With the stability ball, you have two main options—a decline and incline push-up. A decline push-up is performed with your feet on the ball and an incline push-up is performed with your hands on the ball. Both of which come equipped with a particular set of challenges to your body.
This is good news though as the instability of the ball causes a high amount of muscle recruitment. More than if your hands or feet were elevated on a stable object.
Another fun thing you can do with the medicine ball is close-grip push-ups, which really hammer your inner chest and triceps. Or, if you’re up for a challenge, you can do lateral plyo push-ups with the ball.
To do these, perform a push-up with one hand on the ball and one on the floor. Roll it to the other side and hop up like a ninja as you shift your weight to catch it with the other hand. Then perform another push-up and continue to alternate back and forth.
Building the Foundation

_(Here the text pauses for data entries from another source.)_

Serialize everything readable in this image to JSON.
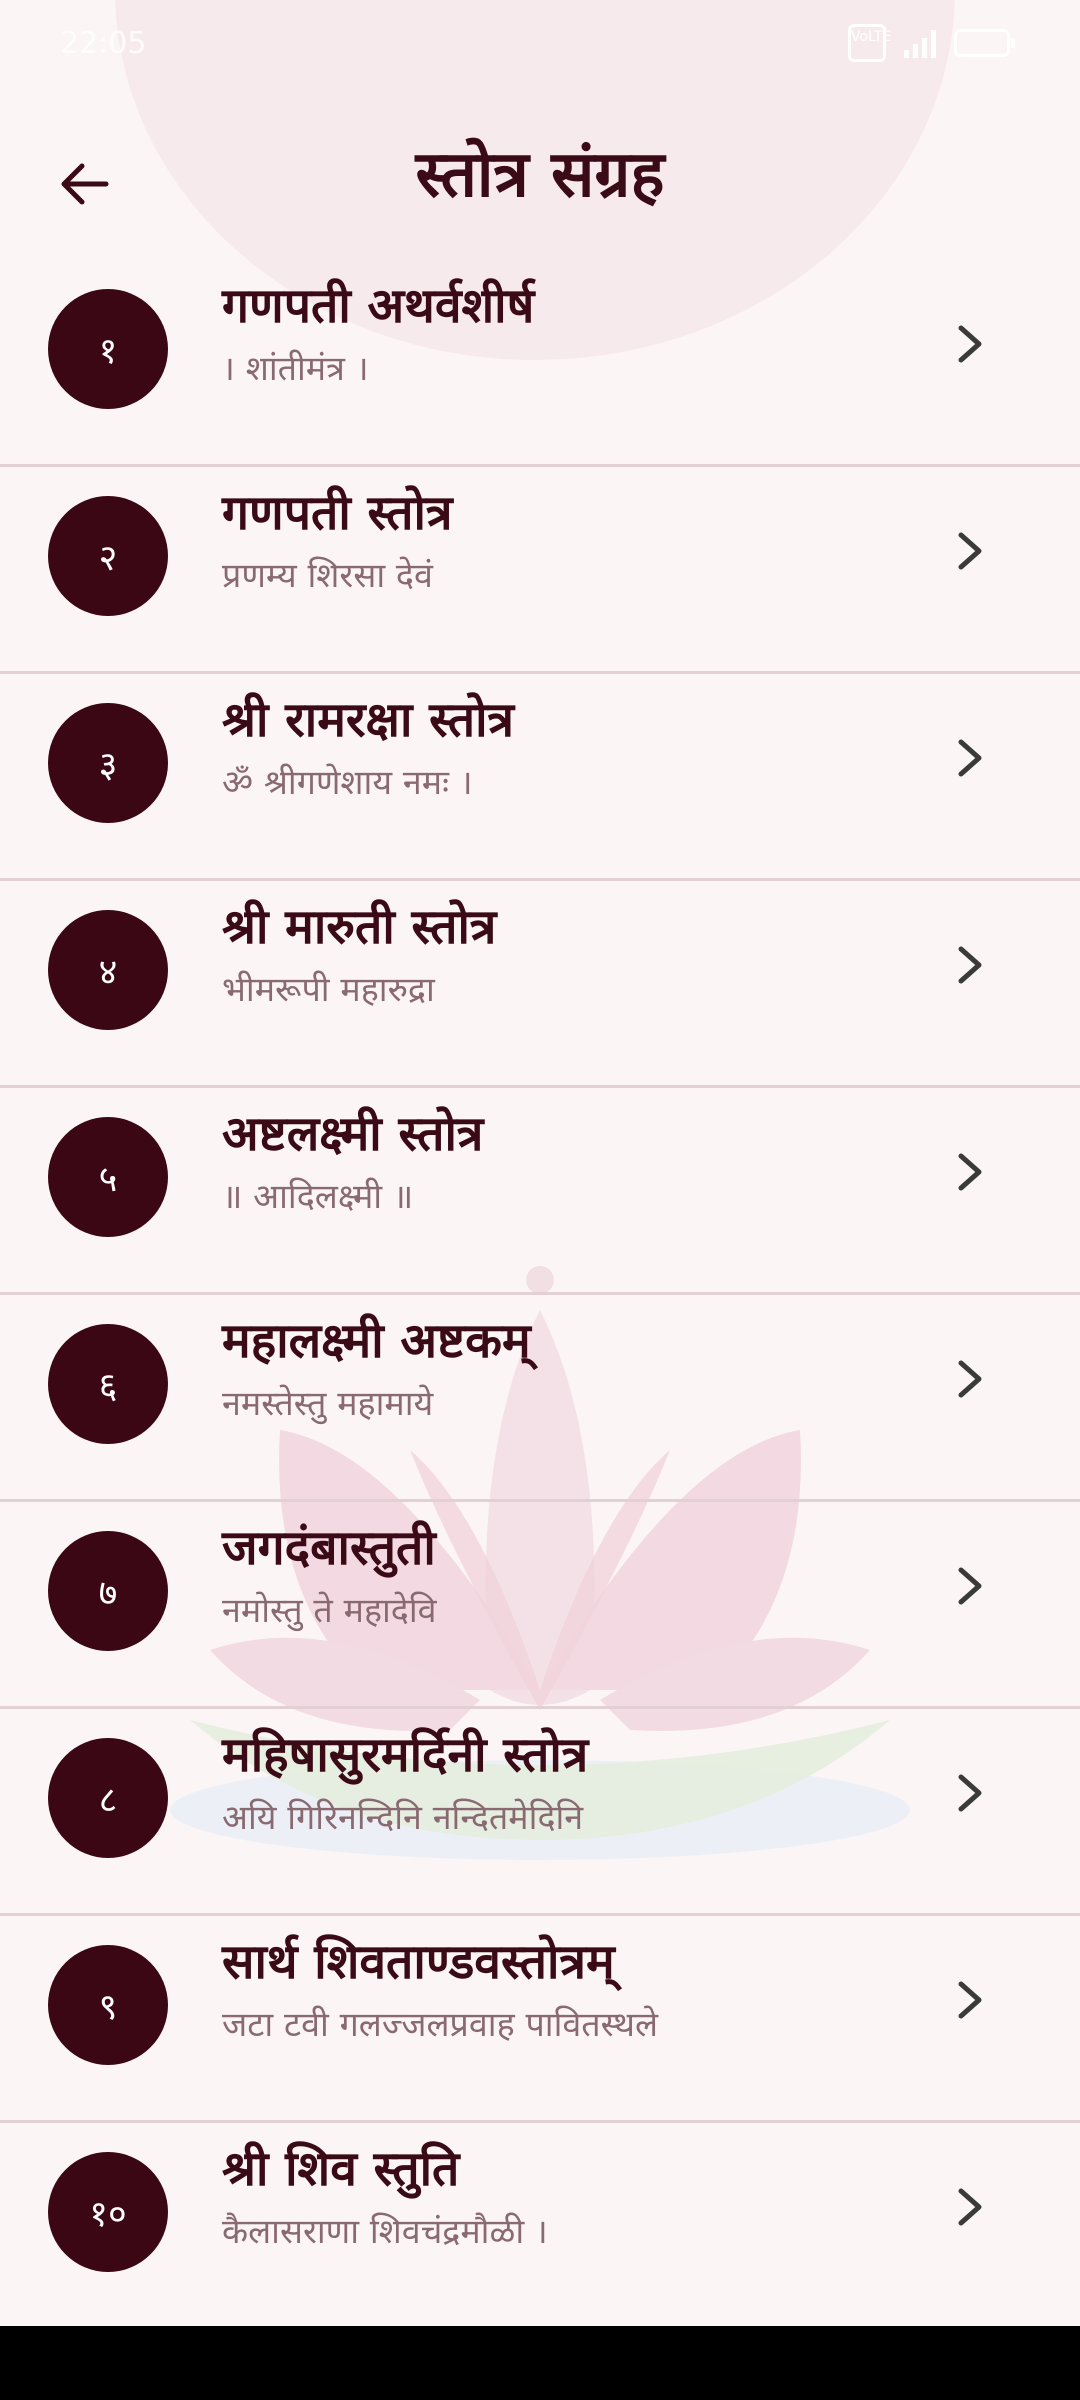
{
  "status_bar": {
    "time": "22:05",
    "network_badge": "VoLTE"
  },
  "header": {
    "title": "स्तोत्र संग्रह",
    "back_icon": "arrow-left-icon"
  },
  "items": [
    {
      "number": "१",
      "title": "गणपती अथर्वशीर्ष",
      "subtitle": "। शांतीमंत्र ।"
    },
    {
      "number": "२",
      "title": "गणपती स्तोत्र",
      "subtitle": "प्रणम्य शिरसा देवं"
    },
    {
      "number": "३",
      "title": "श्री रामरक्षा स्तोत्र",
      "subtitle": "ॐ श्रीगणेशाय नमः ।"
    },
    {
      "number": "४",
      "title": "श्री मारुती स्तोत्र",
      "subtitle": "भीमरूपी महारुद्रा"
    },
    {
      "number": "५",
      "title": "अष्टलक्ष्मी स्तोत्र",
      "subtitle": "॥ आदिलक्ष्मी ॥"
    },
    {
      "number": "६",
      "title": "महालक्ष्मी अष्टकम्",
      "subtitle": "नमस्तेस्तु महामाये"
    },
    {
      "number": "७",
      "title": "जगदंबास्तुती",
      "subtitle": "नमोस्तु ते महादेवि"
    },
    {
      "number": "८",
      "title": "महिषासुरमर्दिनी स्तोत्र",
      "subtitle": "अयि गिरिनन्दिनि नन्दितमेदिनि"
    },
    {
      "number": "९",
      "title": "सार्थ शिवताण्डवस्तोत्रम्",
      "subtitle": "जटा टवी गलज्जलप्रवाह पावितस्थले"
    },
    {
      "number": "१०",
      "title": "श्री शिव स्तुति",
      "subtitle": "कैलासराणा शिवचंद्रमौळी ।"
    }
  ],
  "colors": {
    "background": "#fbf5f5",
    "badge": "#3b0715",
    "title_text": "#3a0b17",
    "subtitle_text": "#8a6a72"
  },
  "icons": {
    "row_action": "chevron-right-icon",
    "decoration": "lotus-icon"
  }
}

There’s plenty of fun to go around with the lower body too when it comes to balls. Squats can be performed with a stability ball pressed between your lower back and a wall. Simply lower yourself down and stand back up.
You can also hold a heavy medicine ball while doing these to increase the resistance. Plus, you can perform split squats the same way, but your legs will be in a staggered stance.

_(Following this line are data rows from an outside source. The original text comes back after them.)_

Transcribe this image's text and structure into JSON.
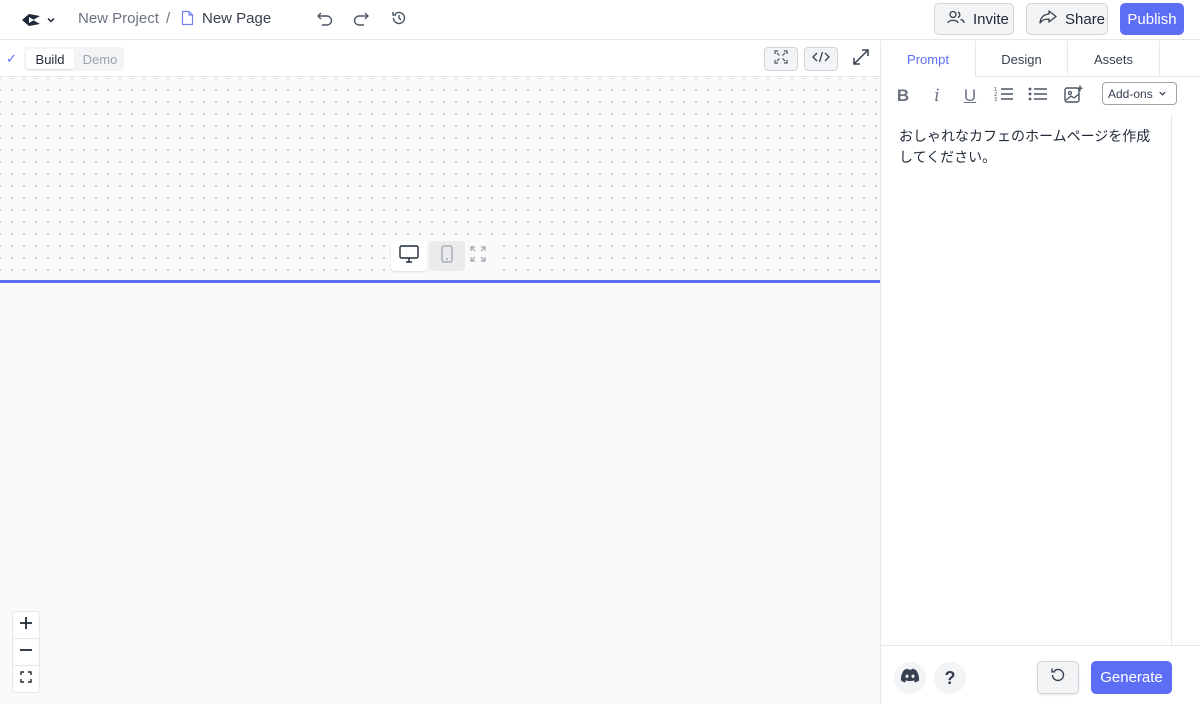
{
  "header": {
    "logo_icon": "app-logo-icon",
    "project_name": "New Project",
    "separator": "/",
    "page_name": "New Page",
    "invite_label": "Invite",
    "share_label": "Share",
    "publish_label": "Publish"
  },
  "canvas": {
    "mode_build": "Build",
    "mode_demo": "Demo",
    "active_mode": "Build",
    "active_device": "desktop"
  },
  "panel": {
    "tabs": [
      {
        "label": "Prompt",
        "active": true
      },
      {
        "label": "Design",
        "active": false
      },
      {
        "label": "Assets",
        "active": false
      }
    ],
    "format": {
      "bold": "B",
      "italic": "i",
      "underline": "U",
      "addons_label": "Add-ons"
    },
    "prompt_text": "おしゃれなカフェのホームページを作成してください。",
    "help_label": "?",
    "generate_label": "Generate"
  },
  "colors": {
    "accent": "#5b6ef5",
    "border": "#e5e7eb",
    "canvas_bg": "#fafafa"
  }
}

Hamstring curls can also be performed, to unsure you create symmetry with your muscles. Simply lie on your back with your lower legs draped across the top of the stability ball. Press down to lift your butt up in the air, and when you have a straight line from your shoulders to your heels, roll the ball inward toward your body.
Stop when your heels are close to your butt, roll it all the way back out and repeat.
Lastly, you can straddle the ball with your legs in a wide stance and press your inner thighs into as hard as you can and hold. This is a good isometric exercise that can work your muscles with no range of motion.
The medicine ball is also a versatile tool for doing walking lunges with rotations. In this case, you can work your lower and upper body at the same time. Plus, you’ll be getting your heart rate up, so you’ll burn some nice calories.
But the fun doesn’t stop there! You can integrate the ball with plyometric leg exercises too. Sumo squat jump overhead pushes are examples of these. Simply stand with your feet a little wider than shoulder-width with your toes angled outward.
Hold the ball in front of you and lower yourself into a deep squat. Touch the ball to the floor, then jump as high as you can. As you do this, push the ball overhead as if it was a basketball and you wanted to dunk it. Land softly and repeat.
This mainly pertains to the stability ball. You can use it as an apparatus to stretch all of your major muscles. The contoured shape and softness is what makes it so valuable. An example of a stretch you can do is a chest opener, which also stretches your upper back.
This is a good one after you have done a lot of upper body work and push-ups with your balls. Start in a seated position on the ball and walk your feet forward until your back is parallel to the floor.
Now expand your arms out wide into a Y shape and slowly roll backward, arching your back. Go as far as you can until you feel a good stretch in your ribcage, chest and shoulders and hold for 30 to 60 seconds.
Summing it Up
Make sure to put your balls to good use as often as possible. The more you play with them, the more results you will get. But, you never want to overtrain, because that’s for amateurs. Much like taking HGH before and after you start an exercise protocol, you can expect to see results with patience and discipline. Take the smart and safe route, and you will never have a thing to worry about.